*YOUR GOAL*:
Every picture is to be removed, and all the data is to be copied exactly.

+--

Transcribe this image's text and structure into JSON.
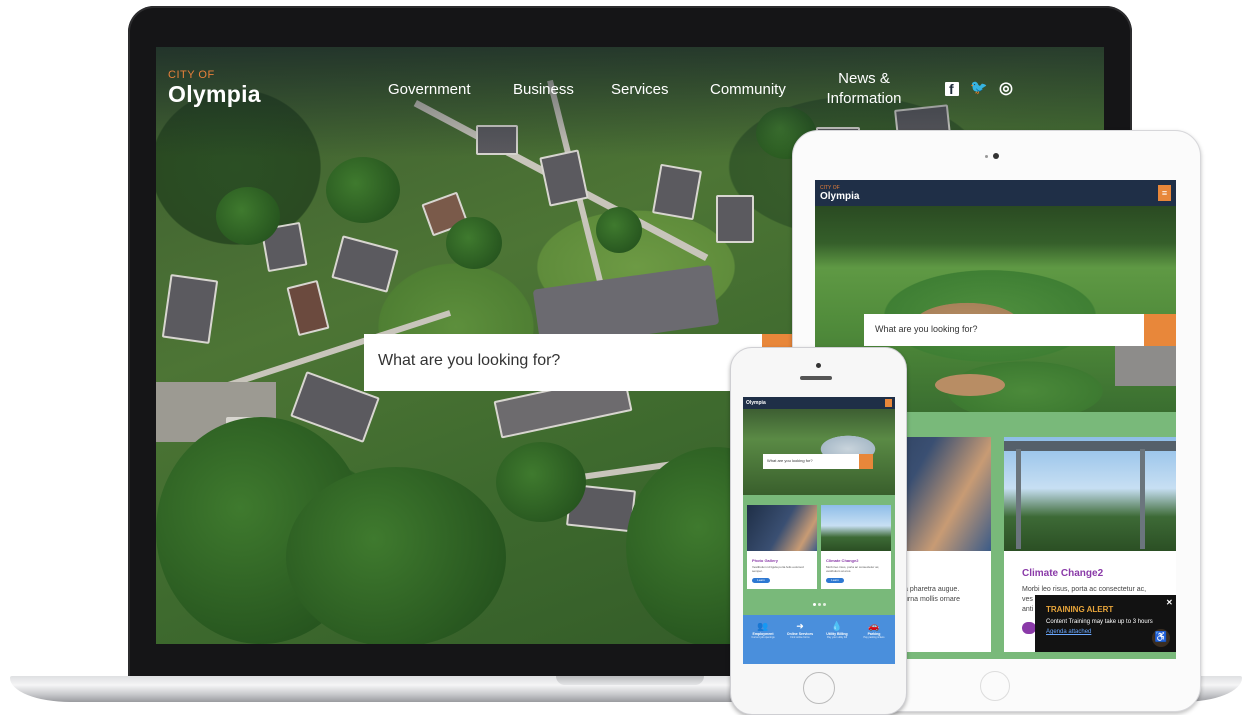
{
  "laptop": {
    "logo_small": "CITY OF",
    "logo_name": "Olympia",
    "nav": [
      "Government",
      "Business",
      "Services",
      "Community"
    ],
    "nav_news_line1": "News &",
    "nav_news_line2": "Information",
    "social": {
      "facebook": "f",
      "twitter": "🐦",
      "instagram": "◎"
    },
    "search_placeholder": "What are you looking for?"
  },
  "tablet": {
    "logo_small": "CITY OF",
    "logo_name": "Olympia",
    "menu_icon": "≡",
    "search_placeholder": "What are you looking for?",
    "card_left_text_1": "a pharetra augue.",
    "card_left_text_2": "urna mollis ornare",
    "card_right_title": "Climate Change2",
    "card_right_text_1": "Morbi leo risus, porta ac consectetur ac,",
    "card_right_text_2": "ves",
    "card_right_text_3": "anti",
    "alert": {
      "title": "TRAINING ALERT",
      "text": "Content Training may take up to 3 hours",
      "link": "Agenda attached",
      "close": "✕"
    },
    "accessibility_icon": "♿"
  },
  "phone": {
    "logo_name": "Olympia",
    "search_placeholder": "What are you looking for?",
    "cards": [
      {
        "title": "Photo Gallery",
        "text": "Vestibulum id ligula porta felis euismod semper.",
        "button": "Learn"
      },
      {
        "title": "Climate Change2",
        "text": "Morbi leo risus, porta ac consectetur ac, vestibulum at eros.",
        "button": "Learn"
      }
    ],
    "services": [
      {
        "label": "Employment",
        "icon": "👥",
        "text": "Current job openings"
      },
      {
        "label": "Online Services",
        "icon": "➜",
        "text": "Find online forms"
      },
      {
        "label": "Utility Billing",
        "icon": "💧",
        "text": "Pay your utility bill"
      },
      {
        "label": "Parking",
        "icon": "🚗",
        "text": "Pay parking tickets"
      }
    ]
  }
}
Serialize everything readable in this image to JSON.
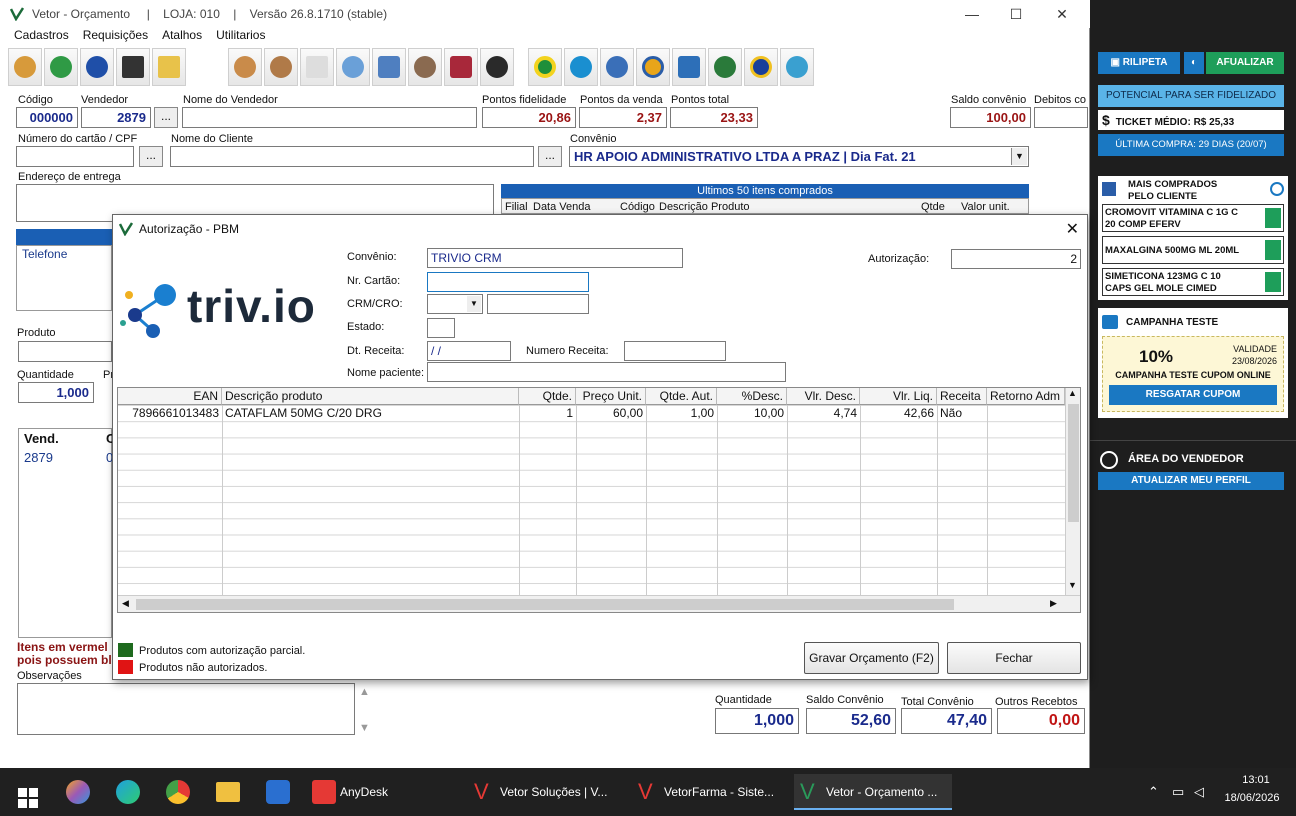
{
  "window": {
    "title": "Vetor - Orçamento     |    LOJA: 010    |    Versão 26.8.1710 (stable)"
  },
  "menu": [
    "Cadastros",
    "Requisições",
    "Atalhos",
    "Utilitarios"
  ],
  "form": {
    "codigo_label": "Código",
    "codigo_value": "000000",
    "vendedor_label": "Vendedor",
    "vendedor_value": "2879",
    "nome_vendedor_label": "Nome do Vendedor",
    "nome_vendedor_value": "",
    "pontos_fidelidade_label": "Pontos fidelidade",
    "pontos_fidelidade_value": "20,86",
    "pontos_venda_label": "Pontos da venda",
    "pontos_venda_value": "2,37",
    "pontos_total_label": "Pontos total",
    "pontos_total_value": "23,33",
    "saldo_convenio_label": "Saldo convênio",
    "saldo_convenio_value": "100,00",
    "debitos_label": "Debitos co",
    "cartao_label": "Número do cartão / CPF",
    "nome_cliente_label": "Nome do Cliente",
    "convenio_label": "Convênio",
    "convenio_value": "HR APOIO ADMINISTRATIVO LTDA A PRAZ | Dia Fat. 21",
    "endereco_label": "Endereço de entrega",
    "ultimos_header": "Ultimos 50 itens comprados",
    "ultimos_cols": [
      "Filial",
      "Data Venda",
      "Código",
      "Descrição Produto",
      "Qtde",
      "Valor unit."
    ],
    "telefone_label": "Telefone",
    "produto_label": "Produto",
    "quantidade_label": "Quantidade",
    "quantidade_value": "1,000",
    "pr_label": "Pr",
    "vend_col": "Vend.",
    "c_col": "C",
    "vend_row": "2879",
    "c_row": "0",
    "itens_warning_1": "Itens em vermel",
    "itens_warning_2": "pois possuem blo",
    "observacoes_label": "Observações"
  },
  "summary": {
    "quantidade_label": "Quantidade",
    "quantidade_value": "1,000",
    "saldo_label": "Saldo Convênio",
    "saldo_value": "52,60",
    "total_label": "Total Convênio",
    "total_value": "47,40",
    "outros_label": "Outros Recebtos",
    "outros_value": "0,00"
  },
  "side_panel": {
    "btn_ripilepta": "RILIPETA",
    "btn_atualizar": "AFUALIZAR",
    "potencial": "POTENCIAL PARA SER FIDELIZADO",
    "ticket": "TICKET MÉDIO: R$ 25,33",
    "ultima_compra": "ÚLTIMA COMPRA: 29 DIAS (20/07)",
    "mais_comprados_title_1": "MAIS COMPRADOS",
    "mais_comprados_title_2": "PELO CLIENTE",
    "items": [
      {
        "line1": "CROMOVIT VITAMINA C 1G C",
        "line2": "20 COMP EFERV"
      },
      {
        "line1": "MAXALGINA 500MG ML 20ML",
        "line2": ""
      },
      {
        "line1": "SIMETICONA 123MG C 10",
        "line2": "CAPS GEL MOLE CIMED"
      }
    ],
    "campanha_title": "CAMPANHA TESTE",
    "campanha_pct": "10%",
    "validade_label": "VALIDADE",
    "validade_date": "23/08/2026",
    "campanha_desc": "CAMPANHA TESTE CUPOM ONLINE",
    "resgatar": "RESGATAR CUPOM",
    "area_vendedor": "ÁREA DO VENDEDOR",
    "atualizar_perfil": "ATUALIZAR MEU PERFIL",
    "accent": "#1a78c2",
    "green": "#1e9e5a"
  },
  "dialog": {
    "title": "Autorização - PBM",
    "logo_text": "triv.io",
    "convenio_label": "Convênio:",
    "convenio_value": "TRIVIO CRM",
    "cartao_label": "Nr. Cartão:",
    "crm_label": "CRM/CRO:",
    "estado_label": "Estado:",
    "dt_receita_label": "Dt. Receita:",
    "dt_receita_value": "/ /",
    "numero_receita_label": "Numero Receita:",
    "nome_paciente_label": "Nome paciente:",
    "autorizacao_label": "Autorização:",
    "autorizacao_value": "2",
    "columns": [
      "EAN",
      "Descrição produto",
      "Qtde.",
      "Preço Unit.",
      "Qtde. Aut.",
      "%Desc.",
      "Vlr. Desc.",
      "Vlr. Liq.",
      "Receita",
      "Retorno Adm"
    ],
    "rows": [
      {
        "ean": "7896661013483",
        "descricao": "CATAFLAM 50MG C/20 DRG",
        "qtde": "1",
        "preco": "60,00",
        "qtde_aut": "1,00",
        "desc": "10,00",
        "vlr_desc": "4,74",
        "vlr_liq": "42,66",
        "receita": "Não",
        "retorno": ""
      }
    ],
    "legend_parcial": "Produtos com autorização parcial.",
    "legend_nao": "Produtos não autorizados.",
    "btn_gravar": "Gravar Orçamento (F2)",
    "btn_fechar": "Fechar"
  },
  "taskbar": {
    "anydesk": "AnyDesk",
    "vetor_solucoes": "Vetor Soluções | V...",
    "vetorfarma": "VetorFarma - Siste...",
    "vetor_orcamento": "Vetor - Orçamento ...",
    "time": "13:01",
    "date": "18/06/2026"
  }
}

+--

*ANSWER SPACE*:
Transcribe this image's text and structure into JSON.
{
  "laptop": {
    "logo_small": "CITY OF",
    "logo_name": "Olympia",
    "nav": [
      "Government",
      "Business",
      "Services",
      "Community"
    ],
    "nav_news_line1": "News &",
    "nav_news_line2": "Information",
    "social": {
      "facebook": "f",
      "twitter": "🐦",
      "instagram": "◎"
    },
    "search_placeholder": "What are you looking for?"
  },
  "tablet": {
    "logo_small": "CITY OF",
    "logo_name": "Olympia",
    "menu_icon": "≡",
    "search_placeholder": "What are you looking for?",
    "card_left_text_1": "a pharetra augue.",
    "card_left_text_2": "urna mollis ornare",
    "card_right_title": "Climate Change2",
    "card_right_text_1": "Morbi leo risus, porta ac consectetur ac,",
    "card_right_text_2": "ves",
    "card_right_text_3": "anti",
    "alert": {
      "title": "TRAINING ALERT",
      "text": "Content Training may take up to 3 hours",
      "link": "Agenda attached",
      "close": "✕"
    },
    "accessibility_icon": "♿"
  },
  "phone": {
    "logo_name": "Olympia",
    "search_placeholder": "What are you looking for?",
    "cards": [
      {
        "title": "Photo Gallery",
        "text": "Vestibulum id ligula porta felis euismod semper.",
        "button": "Learn"
      },
      {
        "title": "Climate Change2",
        "text": "Morbi leo risus, porta ac consectetur ac, vestibulum at eros.",
        "button": "Learn"
      }
    ],
    "services": [
      {
        "label": "Employment",
        "icon": "👥",
        "text": "Current job openings"
      },
      {
        "label": "Online Services",
        "icon": "➜",
        "text": "Find online forms"
      },
      {
        "label": "Utility Billing",
        "icon": "💧",
        "text": "Pay your utility bill"
      },
      {
        "label": "Parking",
        "icon": "🚗",
        "text": "Pay parking tickets"
      }
    ]
  }
}
Serialize everything readable in this image to JSON.
{
  "window": {
    "title": "Vetor - Orçamento     |    LOJA: 010    |    Versão 26.8.1710 (stable)"
  },
  "menu": [
    "Cadastros",
    "Requisições",
    "Atalhos",
    "Utilitarios"
  ],
  "form": {
    "codigo_label": "Código",
    "codigo_value": "000000",
    "vendedor_label": "Vendedor",
    "vendedor_value": "2879",
    "nome_vendedor_label": "Nome do Vendedor",
    "nome_vendedor_value": "",
    "pontos_fidelidade_label": "Pontos fidelidade",
    "pontos_fidelidade_value": "20,86",
    "pontos_venda_label": "Pontos da venda",
    "pontos_venda_value": "2,37",
    "pontos_total_label": "Pontos total",
    "pontos_total_value": "23,33",
    "saldo_convenio_label": "Saldo convênio",
    "saldo_convenio_value": "100,00",
    "debitos_label": "Debitos co",
    "cartao_label": "Número do cartão / CPF",
    "nome_cliente_label": "Nome do Cliente",
    "convenio_label": "Convênio",
    "convenio_value": "HR APOIO ADMINISTRATIVO LTDA A PRAZ | Dia Fat. 21",
    "endereco_label": "Endereço de entrega",
    "ultimos_header": "Ultimos 50 itens comprados",
    "ultimos_cols": [
      "Filial",
      "Data Venda",
      "Código",
      "Descrição Produto",
      "Qtde",
      "Valor unit."
    ],
    "telefone_label": "Telefone",
    "produto_label": "Produto",
    "quantidade_label": "Quantidade",
    "quantidade_value": "1,000",
    "pr_label": "Pr",
    "vend_col": "Vend.",
    "c_col": "C",
    "vend_row": "2879",
    "c_row": "0",
    "itens_warning_1": "Itens em vermel",
    "itens_warning_2": "pois possuem blo",
    "observacoes_label": "Observações"
  },
  "summary": {
    "quantidade_label": "Quantidade",
    "quantidade_value": "1,000",
    "saldo_label": "Saldo Convênio",
    "saldo_value": "52,60",
    "total_label": "Total Convênio",
    "total_value": "47,40",
    "outros_label": "Outros Recebtos",
    "outros_value": "0,00"
  },
  "side_panel": {
    "btn_ripilepta": "RILIPETA",
    "btn_atualizar": "AFUALIZAR",
    "potencial": "POTENCIAL PARA SER FIDELIZADO",
    "ticket": "TICKET MÉDIO: R$ 25,33",
    "ultima_compra": "ÚLTIMA COMPRA: 29 DIAS (20/07)",
    "mais_comprados_title_1": "MAIS COMPRADOS",
    "mais_comprados_title_2": "PELO CLIENTE",
    "items": [
      {
        "line1": "CROMOVIT VITAMINA C 1G C",
        "line2": "20 COMP EFERV"
      },
      {
        "line1": "MAXALGINA 500MG ML 20ML",
        "line2": ""
      },
      {
        "line1": "SIMETICONA 123MG C 10",
        "line2": "CAPS GEL MOLE CIMED"
      }
    ],
    "campanha_title": "CAMPANHA TESTE",
    "campanha_pct": "10%",
    "validade_label": "VALIDADE",
    "validade_date": "23/08/2026",
    "campanha_desc": "CAMPANHA TESTE CUPOM ONLINE",
    "resgatar": "RESGATAR CUPOM",
    "area_vendedor": "ÁREA DO VENDEDOR",
    "atualizar_perfil": "ATUALIZAR MEU PERFIL",
    "accent": "#1a78c2",
    "green": "#1e9e5a"
  },
  "dialog": {
    "title": "Autorização - PBM",
    "logo_text": "triv.io",
    "convenio_label": "Convênio:",
    "convenio_value": "TRIVIO CRM",
    "cartao_label": "Nr. Cartão:",
    "crm_label": "CRM/CRO:",
    "estado_label": "Estado:",
    "dt_receita_label": "Dt. Receita:",
    "dt_receita_value": "/ /",
    "numero_receita_label": "Numero Receita:",
    "nome_paciente_label": "Nome paciente:",
    "autorizacao_label": "Autorização:",
    "autorizacao_value": "2",
    "columns": [
      "EAN",
      "Descrição produto",
      "Qtde.",
      "Preço Unit.",
      "Qtde. Aut.",
      "%Desc.",
      "Vlr. Desc.",
      "Vlr. Liq.",
      "Receita",
      "Retorno Adm"
    ],
    "rows": [
      {
        "ean": "7896661013483",
        "descricao": "CATAFLAM 50MG C/20 DRG",
        "qtde": "1",
        "preco": "60,00",
        "qtde_aut": "1,00",
        "desc": "10,00",
        "vlr_desc": "4,74",
        "vlr_liq": "42,66",
        "receita": "Não",
        "retorno": ""
      }
    ],
    "legend_parcial": "Produtos com autorização parcial.",
    "legend_nao": "Produtos não autorizados.",
    "btn_gravar": "Gravar Orçamento (F2)",
    "btn_fechar": "Fechar"
  },
  "taskbar": {
    "anydesk": "AnyDesk",
    "vetor_solucoes": "Vetor Soluções | V...",
    "vetorfarma": "VetorFarma - Siste...",
    "vetor_orcamento": "Vetor - Orçamento ...",
    "time": "13:01",
    "date": "18/06/2026"
  }
}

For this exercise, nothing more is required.